One of the strands of Get Rid! has involved investigating the ephemeral nature of the sounding culture of grassroots football – its brief presence in the soundscape of town council parks and playing fields – and considering the sounding moment of each match to be immanent in each of the football pitches I have visited. The pitch was still marked out clearly on this occasion at Saxton Rovers and the goals were stacked near the pavilion at the East end of the field. I could imagine the tread of assistant referees on the stud-marked touchlines; the crack of a post or crossbar as the ball rebounds back into play or the sound of the glancing blow as the ball heads out into touch; the dull thunk as the pegs holding the net in place are withdrawn from the soil; the referee’s whistle; the commands of coaches and players – man on! options! tight! put him under!

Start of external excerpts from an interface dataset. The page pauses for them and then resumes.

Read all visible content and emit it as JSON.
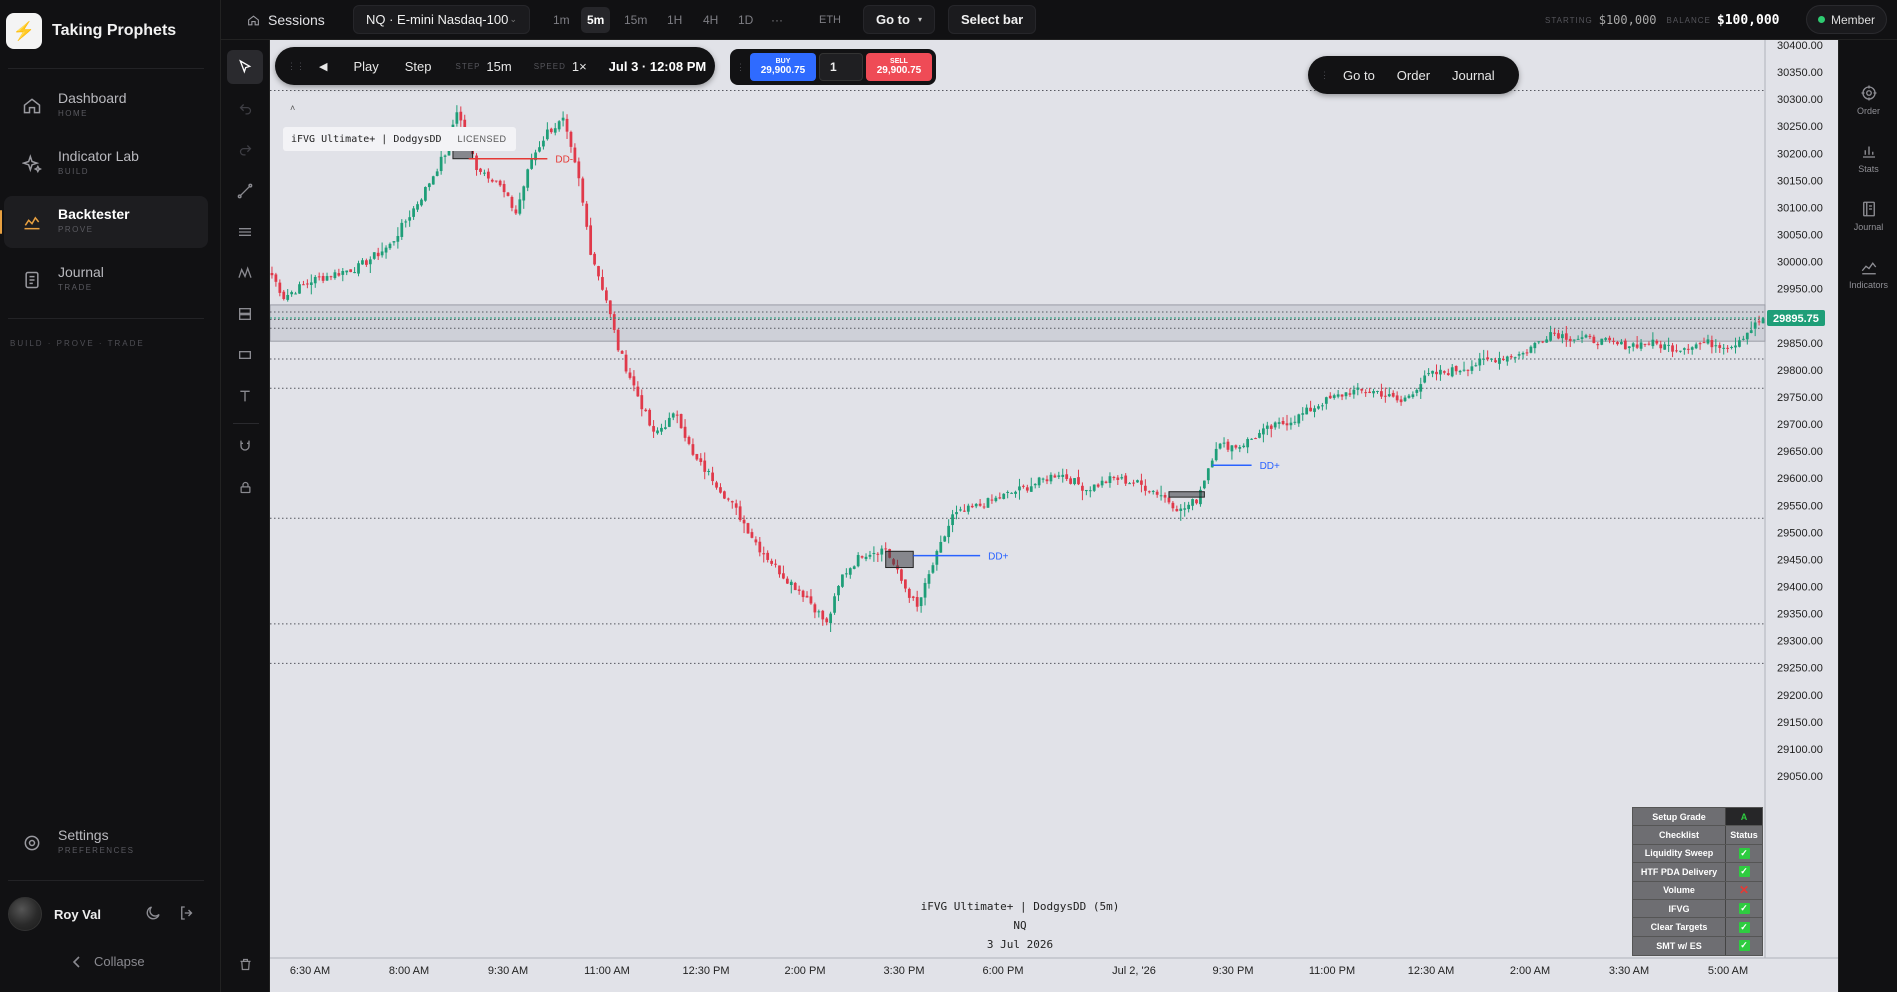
{
  "sidebar": {
    "brand": "Taking Prophets",
    "nav": [
      {
        "label": "Dashboard",
        "sub": "HOME",
        "icon": "home-icon"
      },
      {
        "label": "Indicator Lab",
        "sub": "BUILD",
        "icon": "sparkle-icon"
      },
      {
        "label": "Backtester",
        "sub": "PROVE",
        "icon": "chart-icon"
      },
      {
        "label": "Journal",
        "sub": "TRADE",
        "icon": "journal-icon"
      }
    ],
    "tagline": "BUILD · PROVE · TRADE",
    "settings": {
      "label": "Settings",
      "sub": "PREFERENCES"
    },
    "user": "Roy Val",
    "collapse": "Collapse"
  },
  "topbar": {
    "sessions": "Sessions",
    "symbol": "NQ · E-mini Nasdaq-100",
    "timeframes": [
      "1m",
      "5m",
      "15m",
      "1H",
      "4H",
      "1D",
      "···"
    ],
    "active_timeframe": "5m",
    "eth": "ETH",
    "goto": "Go to",
    "select_bar": "Select bar",
    "starting_caption": "STARTING",
    "starting_value": "$100,000",
    "balance_caption": "BALANCE",
    "balance_value": "$100,000",
    "member": "Member"
  },
  "playback": {
    "play": "Play",
    "step": "Step",
    "step_caption": "STEP",
    "step_value": "15m",
    "speed_caption": "SPEED",
    "speed_value": "1×",
    "datetime": "Jul 3 · 12:08 PM"
  },
  "trade": {
    "buy_label": "BUY",
    "buy_price": "29,900.75",
    "qty": "1",
    "sell_label": "SELL",
    "sell_price": "29,900.75"
  },
  "quicknav": {
    "goto": "Go to",
    "order": "Order",
    "journal": "Journal"
  },
  "rail": [
    {
      "label": "Order",
      "icon": "target-icon"
    },
    {
      "label": "Stats",
      "icon": "bar-chart-icon"
    },
    {
      "label": "Journal",
      "icon": "book-icon"
    },
    {
      "label": "Indicators",
      "icon": "indicator-icon"
    }
  ],
  "indicator": {
    "name": "iFVG Ultimate+ | DodgysDD",
    "tag": "LICENSED"
  },
  "watermark": {
    "line1": "iFVG Ultimate+ | DodgysDD (5m)",
    "line2": "NQ",
    "line3": "3 Jul 2026"
  },
  "checklist": {
    "grade_label": "Setup Grade",
    "grade_value": "A",
    "header_left": "Checklist",
    "header_right": "Status",
    "items": [
      {
        "name": "Liquidity Sweep",
        "ok": true
      },
      {
        "name": "HTF PDA Delivery",
        "ok": true
      },
      {
        "name": "Volume",
        "ok": false
      },
      {
        "name": "IFVG",
        "ok": true
      },
      {
        "name": "Clear Targets",
        "ok": true
      },
      {
        "name": "SMT w/ ES",
        "ok": true
      }
    ]
  },
  "chart_data": {
    "type": "candlestick",
    "symbol": "NQ",
    "y_ticks": [
      30400,
      30350,
      30300,
      30250,
      30200,
      30150,
      30100,
      30050,
      30000,
      29950,
      29900,
      29850,
      29800,
      29750,
      29700,
      29650,
      29600,
      29550,
      29500,
      29450,
      29400,
      29350,
      29300,
      29250,
      29200,
      29150,
      29100,
      29050
    ],
    "y_tick_labels": [
      "30400.00",
      "30350.00",
      "30300.00",
      "30250.00",
      "30200.00",
      "30150.00",
      "30100.00",
      "30050.00",
      "30000.00",
      "29950.00",
      "29900.00",
      "29850.00",
      "29800.00",
      "29750.00",
      "29700.00",
      "29650.00",
      "29600.00",
      "29550.00",
      "29500.00",
      "29450.00",
      "29400.00",
      "29350.00",
      "29300.00",
      "29250.00",
      "29200.00",
      "29150.00",
      "29100.00",
      "29050.00"
    ],
    "ylim": [
      29020,
      30410
    ],
    "x_tick_labels": [
      "6:30 AM",
      "8:00 AM",
      "9:30 AM",
      "11:00 AM",
      "12:30 PM",
      "2:00 PM",
      "3:30 PM",
      "6:00 PM",
      "Jul 2, '26",
      "9:30 PM",
      "11:00 PM",
      "12:30 AM",
      "2:00 AM",
      "3:30 AM",
      "5:00 AM"
    ],
    "last_price": "29895.75",
    "last_price_value": 29895.75,
    "anchors": [
      [
        0,
        29975
      ],
      [
        3,
        29935
      ],
      [
        10,
        29965
      ],
      [
        22,
        29990
      ],
      [
        30,
        30030
      ],
      [
        38,
        30120
      ],
      [
        44,
        30200
      ],
      [
        47,
        30280
      ],
      [
        52,
        30175
      ],
      [
        57,
        30150
      ],
      [
        62,
        30090
      ],
      [
        66,
        30190
      ],
      [
        70,
        30240
      ],
      [
        74,
        30260
      ],
      [
        78,
        30150
      ],
      [
        81,
        30020
      ],
      [
        85,
        29930
      ],
      [
        88,
        29840
      ],
      [
        92,
        29770
      ],
      [
        97,
        29680
      ],
      [
        103,
        29720
      ],
      [
        107,
        29640
      ],
      [
        112,
        29600
      ],
      [
        118,
        29540
      ],
      [
        124,
        29470
      ],
      [
        130,
        29420
      ],
      [
        136,
        29380
      ],
      [
        141,
        29330
      ],
      [
        145,
        29420
      ],
      [
        150,
        29460
      ],
      [
        156,
        29470
      ],
      [
        160,
        29410
      ],
      [
        164,
        29360
      ],
      [
        168,
        29440
      ],
      [
        173,
        29530
      ],
      [
        180,
        29550
      ],
      [
        187,
        29570
      ],
      [
        194,
        29590
      ],
      [
        200,
        29610
      ],
      [
        207,
        29580
      ],
      [
        214,
        29600
      ],
      [
        220,
        29590
      ],
      [
        226,
        29570
      ],
      [
        231,
        29540
      ],
      [
        235,
        29560
      ],
      [
        240,
        29660
      ],
      [
        246,
        29660
      ],
      [
        253,
        29690
      ],
      [
        260,
        29710
      ],
      [
        267,
        29740
      ],
      [
        274,
        29760
      ],
      [
        281,
        29760
      ],
      [
        287,
        29740
      ],
      [
        294,
        29790
      ],
      [
        301,
        29800
      ],
      [
        310,
        29820
      ],
      [
        318,
        29830
      ],
      [
        325,
        29870
      ],
      [
        330,
        29860
      ],
      [
        336,
        29855
      ],
      [
        343,
        29845
      ],
      [
        350,
        29850
      ],
      [
        357,
        29840
      ],
      [
        364,
        29850
      ],
      [
        371,
        29845
      ],
      [
        375,
        29870
      ],
      [
        379,
        29895
      ]
    ],
    "bar_count": 380,
    "levels": [
      30316,
      29907,
      29893,
      29877,
      29820,
      29766,
      29526,
      29331,
      29258
    ],
    "zones": [
      {
        "top": 29920,
        "bottom": 29853
      }
    ],
    "fvg_boxes": [
      {
        "start": 46,
        "end": 51,
        "top": 30235,
        "bottom": 30190
      },
      {
        "start": 156,
        "end": 163,
        "top": 29465,
        "bottom": 29435
      },
      {
        "start": 228,
        "end": 237,
        "top": 29575,
        "bottom": 29565
      }
    ],
    "annotations": [
      {
        "label": "DD-",
        "bar": 70,
        "price": 30190,
        "start": 50,
        "color": "#e53935"
      },
      {
        "label": "DD+",
        "bar": 180,
        "price": 29457,
        "start": 163,
        "color": "#2962ff"
      },
      {
        "label": "DD+",
        "bar": 249,
        "price": 29624,
        "start": 239,
        "color": "#2962ff"
      }
    ]
  }
}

COME ON!; light applause from the few scattered spectators; a dog barking – wanting to enter the fray and join the game. These sounds are present in the architecture and material content of the site.
I have also been investigating the way that traffic sound impacts on these sites. You can see Saxton Rovers home ground – Caldecott Recreation Field – in the centre of the image above taken from the England Noise Map that shows – in particular – the way that sound from the A415 spreads out across the surrounding fields and floods the river and its banks. Earlier in the Spring I found myself in Abingdon at 6.30am dropping one of my boys at a rowing event. I had nothing to do for several hours and so walked the short distance to Saxton Rovers home and made a recording.
What struck me about the soundscape on this occasion was that I could very clearly make out the difference between the early morning sound of the A415 to the East and that of the A34 to the West. The local traffic of Ock Street was also audible and the detail of individual vehicles could be heard. On the Recreation Field itself my attention was drawn to the undulating flight of Wood Pigeons and in particular the sporadic flap of their wings as they did the bare minimum to stay airborne.